Housing discrimination pervasive but subtle

Feb 13, 2014

Kisch says that testing, such as setting up a fake housing offer, is the only way to uncover illegal housing discrimination in cases of race and national origin.
Credit Flickr - YST

Housing discrimination is often difficult to even notice, much less prove. Landlords who don’t want to rent to someone based on their race, age, religion, disability or sexual orientation many times have what seem like legitimate excuses that are often delivered with a “smile and a handshake.”

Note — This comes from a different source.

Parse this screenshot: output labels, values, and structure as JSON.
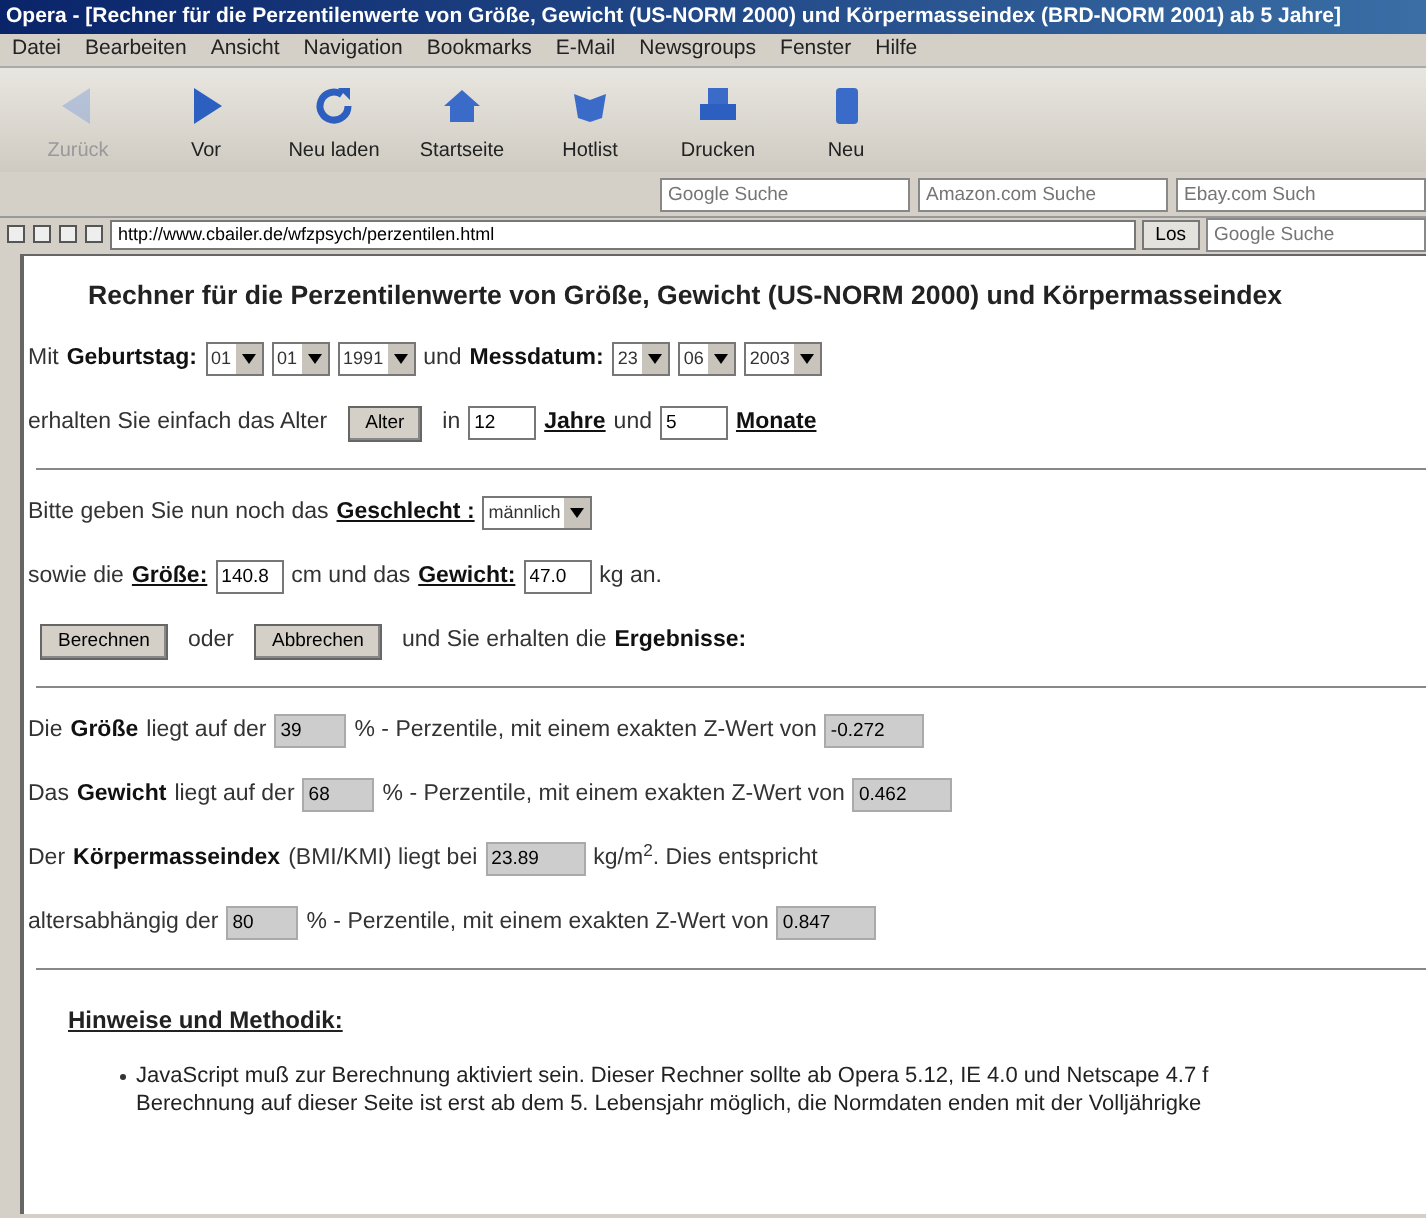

Pam Kisch is the executive director of the Ann Arbor-based Fair Housing Center of Southeast Michigan, which investigates complaints of illegal housing discrimination in six counties, including Ingham. Last fall, the Fair Housing Center was awarded a $275,000 grant by the Department of Housing and Urban Development to reduce housing discrimination. Joining her is Lauretta Codrington, an Ann Arbor resident, whose experience in the early 1990's still highlights how housing discrimination based on race can occur.